Does TSA Search for Weed?
Does TSA search for weed when you are going through security? On April 20, 2019 (4/20!) TSA published a statement on its Instagram account: “Are we cool? We like to think we’re cool. We want you to have a pleasant experience at the airport and arrive safely at your destination. But getting caught while trying to fly with marijuana or cannabis-infused products can really harsh your mellow.
Let us be blunt: TSA officers DO NOT search for marijuana or other illegal drugs. Our screening procedures are focused on security and detecting potential threats. But in the event a substance appears to be marijuana or a cannabis infused product, we’re required by federal law to notify law enforcement. This includes items that are used for medicinal purposes.” That is a definitive answer, but are there any exceptions? What if you use cannabis to prevent epileptic seizures? Are their allowances for certain medical conditions?
Can You Fly with Medical Marijuana?
TSA’s stance on flying with medical marijuana is somewhat convoluted. TSA states you can fly with medical marijuana in checked bags and carry-on bags when “special instructions” are followed.
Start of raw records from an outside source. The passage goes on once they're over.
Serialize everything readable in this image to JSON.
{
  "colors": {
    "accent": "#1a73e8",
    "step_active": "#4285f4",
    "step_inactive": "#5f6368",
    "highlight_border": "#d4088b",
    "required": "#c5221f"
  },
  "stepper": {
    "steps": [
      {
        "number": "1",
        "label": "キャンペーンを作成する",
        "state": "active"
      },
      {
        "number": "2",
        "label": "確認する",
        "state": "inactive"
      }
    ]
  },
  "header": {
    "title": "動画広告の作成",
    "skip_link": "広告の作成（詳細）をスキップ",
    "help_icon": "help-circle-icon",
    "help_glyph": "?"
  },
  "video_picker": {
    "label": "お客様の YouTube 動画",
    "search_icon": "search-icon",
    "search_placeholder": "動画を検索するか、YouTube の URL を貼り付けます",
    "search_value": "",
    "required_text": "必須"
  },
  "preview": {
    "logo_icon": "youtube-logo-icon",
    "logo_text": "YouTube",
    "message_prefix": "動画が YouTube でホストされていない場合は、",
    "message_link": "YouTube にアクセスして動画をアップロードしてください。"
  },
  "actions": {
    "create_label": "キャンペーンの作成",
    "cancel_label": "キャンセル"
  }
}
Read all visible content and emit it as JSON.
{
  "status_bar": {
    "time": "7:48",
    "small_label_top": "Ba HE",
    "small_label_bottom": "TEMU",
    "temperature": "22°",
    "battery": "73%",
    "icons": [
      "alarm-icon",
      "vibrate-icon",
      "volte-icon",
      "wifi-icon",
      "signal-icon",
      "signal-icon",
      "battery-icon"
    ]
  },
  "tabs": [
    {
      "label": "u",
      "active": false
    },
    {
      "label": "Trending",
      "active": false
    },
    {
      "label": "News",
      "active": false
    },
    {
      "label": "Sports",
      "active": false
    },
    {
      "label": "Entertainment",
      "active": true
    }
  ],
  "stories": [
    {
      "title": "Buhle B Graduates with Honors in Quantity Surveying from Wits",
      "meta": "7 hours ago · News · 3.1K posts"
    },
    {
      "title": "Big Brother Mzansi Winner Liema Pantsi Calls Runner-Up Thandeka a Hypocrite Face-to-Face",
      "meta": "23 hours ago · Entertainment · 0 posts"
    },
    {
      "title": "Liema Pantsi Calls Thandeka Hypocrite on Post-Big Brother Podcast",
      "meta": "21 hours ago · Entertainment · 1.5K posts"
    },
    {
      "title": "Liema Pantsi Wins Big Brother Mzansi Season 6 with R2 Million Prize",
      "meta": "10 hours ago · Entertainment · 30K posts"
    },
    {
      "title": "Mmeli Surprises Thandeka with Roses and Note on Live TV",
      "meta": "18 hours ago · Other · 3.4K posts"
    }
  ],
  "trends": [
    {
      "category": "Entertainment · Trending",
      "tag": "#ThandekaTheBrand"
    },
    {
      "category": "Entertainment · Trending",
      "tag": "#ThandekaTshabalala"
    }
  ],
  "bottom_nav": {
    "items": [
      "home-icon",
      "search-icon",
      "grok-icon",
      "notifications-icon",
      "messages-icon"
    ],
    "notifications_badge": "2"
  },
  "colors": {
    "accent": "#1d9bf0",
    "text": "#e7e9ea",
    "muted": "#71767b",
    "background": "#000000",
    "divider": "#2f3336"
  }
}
While there are no “special instructions” on the TSA Website, there is a “Special Procedures” section for medications.
Additionally, TSA states, “The final decision rests with the TSA officer on whether an item is allowed through the checkpoint.” So, can you take marijuana on a plane? Can you fly with medical marijuana? No. You cannot fly with medical marijuana, even if you have a medical need for cannabis. It is federally illegal to bring marijuana products through TSA security, into federal airspace, or across state lines.
Can You Bring Edibles on the Plane?
The answer to the question “Can you bring edibles on the plane?” is “Yes” if your edibles contain less than 0.3% THC and comply with TSA’s food regulations. But if your edibles contain more than 0.3%, you cannot bring them on a plane as it would break federal law.
In addition, if you’re flying between states, you would be transporting edibles across state lines, which is illegal at both the federal and state level.
Flying with Hash Oil Pen
Hash oil is a concentrate that contains up to 90% THC. The THC level in hash oil is always more than 0.3% THC. As a result, flying with a hash oil pen is illegal. We hope this article answered the question, “can you fly with medical marijuana?”
Get Started on Your Cannabis Wellness Journey
Have you started your cannabis wellness journey? Jointly is a new cannabis wellness app that helps you discover purposeful cannabis consumption so you can achieve your wellness goals with cannabis and CBD. On the Jointly app, you can find new cannabis products, rate products based on how well they helped you achieve your goals, and track and optimize 15 factors that can impact your cannabis experience. These 15 factors include your dose, the environment in which you consume cannabis, who you are with when you ingest, how hydrated you are, the quality of your diet, how much sleep you got last night, and more. Download the Jointly app on the App Store or the Google Play Store to get started on your cannabis wellness journey.
Sam Anderson is the content Director at Jointly, a cannabis wellness company powered by a proprietary data platform to help people reach their full potential. The company was created on the premise that purposeful cannabis consumption is the key to unlocking a better you. This article originally appeared on Jointly and has been reposted with permission.